PROBLEM REQUIREMENTS:
Search the data for the string "popularity" and extract every line where it appears.

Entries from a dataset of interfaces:
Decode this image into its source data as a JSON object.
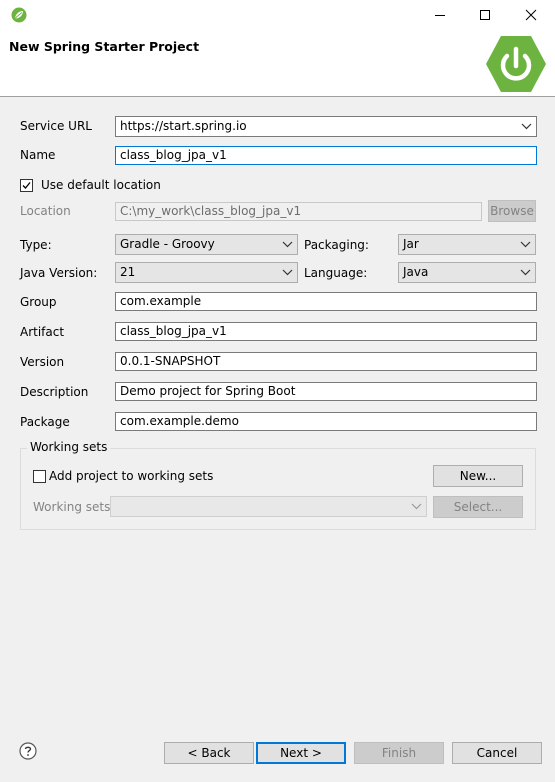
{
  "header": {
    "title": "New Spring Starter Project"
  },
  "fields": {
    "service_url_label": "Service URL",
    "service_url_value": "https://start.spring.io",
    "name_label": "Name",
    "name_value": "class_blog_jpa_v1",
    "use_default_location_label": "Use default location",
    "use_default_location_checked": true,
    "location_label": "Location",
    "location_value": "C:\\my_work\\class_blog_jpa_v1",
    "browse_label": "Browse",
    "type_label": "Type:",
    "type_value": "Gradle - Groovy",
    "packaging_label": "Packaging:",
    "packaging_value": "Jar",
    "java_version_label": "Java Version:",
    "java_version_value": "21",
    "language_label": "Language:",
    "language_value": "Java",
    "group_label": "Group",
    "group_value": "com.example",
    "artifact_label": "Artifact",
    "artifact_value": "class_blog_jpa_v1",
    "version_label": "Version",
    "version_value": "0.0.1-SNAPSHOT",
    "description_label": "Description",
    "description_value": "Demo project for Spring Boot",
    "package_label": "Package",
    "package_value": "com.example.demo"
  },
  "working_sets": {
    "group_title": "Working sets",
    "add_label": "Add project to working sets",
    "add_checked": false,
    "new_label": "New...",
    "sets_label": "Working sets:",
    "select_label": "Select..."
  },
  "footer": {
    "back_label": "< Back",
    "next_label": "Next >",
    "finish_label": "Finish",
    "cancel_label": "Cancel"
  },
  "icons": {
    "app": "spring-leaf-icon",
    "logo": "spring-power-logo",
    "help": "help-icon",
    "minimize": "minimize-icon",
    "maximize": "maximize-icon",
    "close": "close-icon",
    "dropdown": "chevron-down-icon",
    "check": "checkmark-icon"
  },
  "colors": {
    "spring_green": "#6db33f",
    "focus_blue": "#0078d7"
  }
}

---

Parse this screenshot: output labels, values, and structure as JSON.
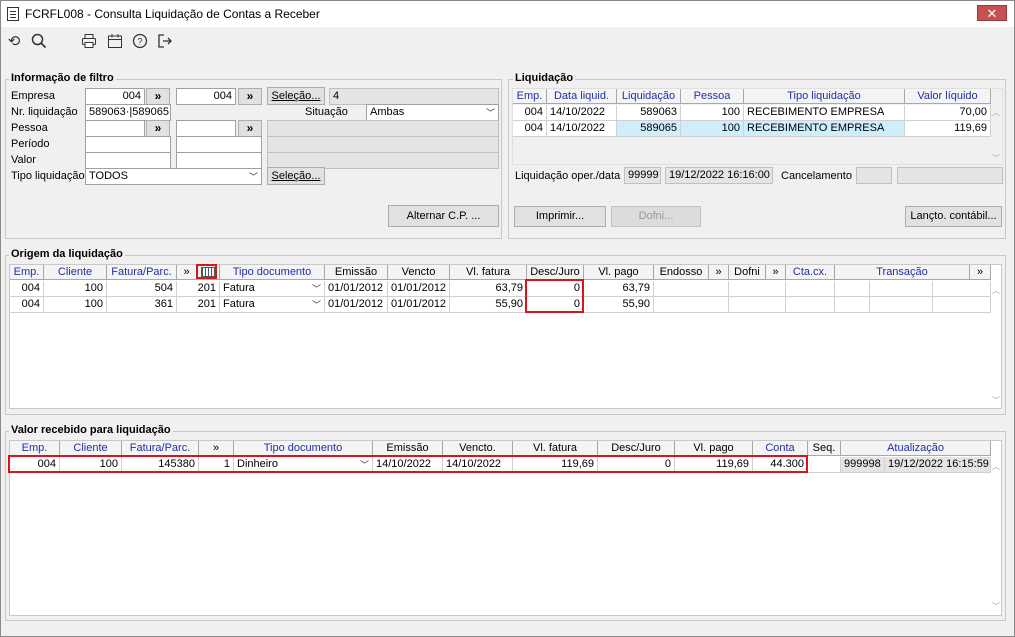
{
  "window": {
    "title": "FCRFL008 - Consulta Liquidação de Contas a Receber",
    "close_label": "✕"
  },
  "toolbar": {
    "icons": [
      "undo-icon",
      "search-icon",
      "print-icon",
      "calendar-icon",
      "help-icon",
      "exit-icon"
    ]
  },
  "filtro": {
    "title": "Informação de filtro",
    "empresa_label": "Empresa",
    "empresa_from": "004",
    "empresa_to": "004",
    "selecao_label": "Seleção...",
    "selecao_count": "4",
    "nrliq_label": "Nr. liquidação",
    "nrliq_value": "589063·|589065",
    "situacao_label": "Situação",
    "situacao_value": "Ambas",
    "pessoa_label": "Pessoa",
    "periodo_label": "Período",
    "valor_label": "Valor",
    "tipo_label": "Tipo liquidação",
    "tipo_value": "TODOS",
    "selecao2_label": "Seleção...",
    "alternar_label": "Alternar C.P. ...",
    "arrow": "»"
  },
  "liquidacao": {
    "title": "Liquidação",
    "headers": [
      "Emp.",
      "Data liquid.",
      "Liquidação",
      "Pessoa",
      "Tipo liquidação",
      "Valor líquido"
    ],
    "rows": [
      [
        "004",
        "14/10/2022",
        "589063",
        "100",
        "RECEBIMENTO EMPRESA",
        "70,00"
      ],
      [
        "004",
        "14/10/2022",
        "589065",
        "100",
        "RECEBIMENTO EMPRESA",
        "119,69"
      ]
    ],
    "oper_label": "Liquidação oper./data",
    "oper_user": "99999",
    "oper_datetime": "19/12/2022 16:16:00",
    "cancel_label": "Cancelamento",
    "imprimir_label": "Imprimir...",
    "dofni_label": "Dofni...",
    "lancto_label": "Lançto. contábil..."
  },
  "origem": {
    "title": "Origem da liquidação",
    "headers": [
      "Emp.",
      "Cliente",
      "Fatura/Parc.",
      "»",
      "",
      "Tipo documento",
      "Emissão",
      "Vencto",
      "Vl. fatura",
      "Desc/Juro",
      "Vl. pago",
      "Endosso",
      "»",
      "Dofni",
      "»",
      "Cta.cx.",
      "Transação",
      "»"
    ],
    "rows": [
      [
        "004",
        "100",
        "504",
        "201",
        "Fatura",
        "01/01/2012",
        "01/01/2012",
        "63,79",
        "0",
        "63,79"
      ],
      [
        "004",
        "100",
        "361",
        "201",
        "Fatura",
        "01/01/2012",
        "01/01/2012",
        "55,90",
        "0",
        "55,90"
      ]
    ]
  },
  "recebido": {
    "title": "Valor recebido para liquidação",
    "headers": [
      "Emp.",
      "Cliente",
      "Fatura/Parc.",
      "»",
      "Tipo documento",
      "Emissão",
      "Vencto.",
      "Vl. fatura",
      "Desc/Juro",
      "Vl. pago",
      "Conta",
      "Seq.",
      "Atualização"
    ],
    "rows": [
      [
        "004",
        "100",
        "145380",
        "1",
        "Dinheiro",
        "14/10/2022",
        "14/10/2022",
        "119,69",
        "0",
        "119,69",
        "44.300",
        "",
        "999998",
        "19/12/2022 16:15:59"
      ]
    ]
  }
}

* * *

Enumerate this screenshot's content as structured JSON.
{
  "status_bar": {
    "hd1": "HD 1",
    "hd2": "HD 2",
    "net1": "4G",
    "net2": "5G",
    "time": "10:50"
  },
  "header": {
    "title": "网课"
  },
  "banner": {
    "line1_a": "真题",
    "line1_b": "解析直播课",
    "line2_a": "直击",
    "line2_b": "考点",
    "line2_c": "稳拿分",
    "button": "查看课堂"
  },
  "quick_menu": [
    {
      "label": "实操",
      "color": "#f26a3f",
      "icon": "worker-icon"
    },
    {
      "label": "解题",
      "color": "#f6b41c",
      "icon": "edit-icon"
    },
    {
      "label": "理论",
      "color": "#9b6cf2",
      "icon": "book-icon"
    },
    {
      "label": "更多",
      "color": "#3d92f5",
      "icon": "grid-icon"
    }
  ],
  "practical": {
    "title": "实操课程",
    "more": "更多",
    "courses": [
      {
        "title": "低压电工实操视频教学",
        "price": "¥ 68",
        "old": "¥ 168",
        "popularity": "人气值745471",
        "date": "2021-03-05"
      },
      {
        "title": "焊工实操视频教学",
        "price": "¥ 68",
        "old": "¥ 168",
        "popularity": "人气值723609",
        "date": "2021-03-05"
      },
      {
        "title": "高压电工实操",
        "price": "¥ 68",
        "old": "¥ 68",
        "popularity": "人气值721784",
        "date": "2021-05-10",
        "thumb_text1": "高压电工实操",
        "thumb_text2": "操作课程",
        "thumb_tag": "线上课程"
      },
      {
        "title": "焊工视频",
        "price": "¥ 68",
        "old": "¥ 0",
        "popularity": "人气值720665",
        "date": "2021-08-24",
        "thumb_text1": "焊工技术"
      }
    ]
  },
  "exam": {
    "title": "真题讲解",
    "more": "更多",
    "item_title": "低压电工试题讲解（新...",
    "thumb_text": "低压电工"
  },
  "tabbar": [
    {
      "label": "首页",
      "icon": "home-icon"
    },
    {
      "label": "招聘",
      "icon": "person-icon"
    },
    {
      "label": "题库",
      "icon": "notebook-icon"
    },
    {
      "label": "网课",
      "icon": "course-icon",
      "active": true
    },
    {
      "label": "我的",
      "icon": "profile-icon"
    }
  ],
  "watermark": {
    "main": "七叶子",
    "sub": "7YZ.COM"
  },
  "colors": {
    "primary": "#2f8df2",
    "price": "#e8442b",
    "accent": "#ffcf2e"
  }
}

ANSWER SPACE:
        "popularity": "人气值745471",
        "popularity": "人气值723609",
        "popularity": "人气值721784",
        "popularity": "人气值720665",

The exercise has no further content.